A unique aspect of the grant is that researchers are required to collaborate with investigators from other institutions, Shung said. This phase of the grant will involve collaborators from 14 other research institutions. The collaboration typically requires the expertise of the Ultrasonic Transducer Resource Center that other researchers do not have. The work is carried out either at the other institutions or at USC.

The NIH award is one of 63 technology resource grants given nationwide and the only one in ultrasound. USC Viterbi’s biomedical engineering department holds another of these grants, which has been renewed for two decades, on a project headed by David D’Argenio. Shung said the NIH now has attached sunset clauses to these grants allowing funding for a maximum of 15 years, so this will be the last renewal for his ultrasonic transducer project.

A vision statement of what would happen when the grant ended was needed for the final renewal application.
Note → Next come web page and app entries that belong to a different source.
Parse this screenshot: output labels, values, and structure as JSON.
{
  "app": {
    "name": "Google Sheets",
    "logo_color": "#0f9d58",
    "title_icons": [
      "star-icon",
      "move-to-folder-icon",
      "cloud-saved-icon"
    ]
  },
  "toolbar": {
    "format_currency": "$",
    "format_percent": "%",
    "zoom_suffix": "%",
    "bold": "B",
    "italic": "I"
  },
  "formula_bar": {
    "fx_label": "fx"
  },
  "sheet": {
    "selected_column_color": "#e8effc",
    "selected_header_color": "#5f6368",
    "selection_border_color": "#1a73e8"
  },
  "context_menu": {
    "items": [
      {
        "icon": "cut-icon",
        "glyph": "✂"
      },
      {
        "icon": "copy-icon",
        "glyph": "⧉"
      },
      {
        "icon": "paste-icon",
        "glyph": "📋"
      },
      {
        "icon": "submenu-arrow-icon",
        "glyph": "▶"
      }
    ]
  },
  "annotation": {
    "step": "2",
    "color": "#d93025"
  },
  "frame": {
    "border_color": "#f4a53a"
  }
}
Shung said that final goal of the grant is to commercialize at least two of the devices under development – a high frequency linear array ultrasound scanner and a high frequency curved linear array ultrasound scanner. “These ultrasound scanners are either already developed or near completion, and it’s just a matter of time before they are developed into products for commercialization.” he said. “David Kim and I have been working with the Alfred Mann Institute and the USC Stevens Institute for Innovation in the commercialization effort, and we think within this year a company will be formed and an effort will be launched to try to find outside investors.”

The curved linear array system is being developed for eye imaging and pediatric imaging, and Shung said researchers in his department are working with a pediatrician, Chester Koh at Children’s Hospital Los Angeles, on the possible application of such an array for children.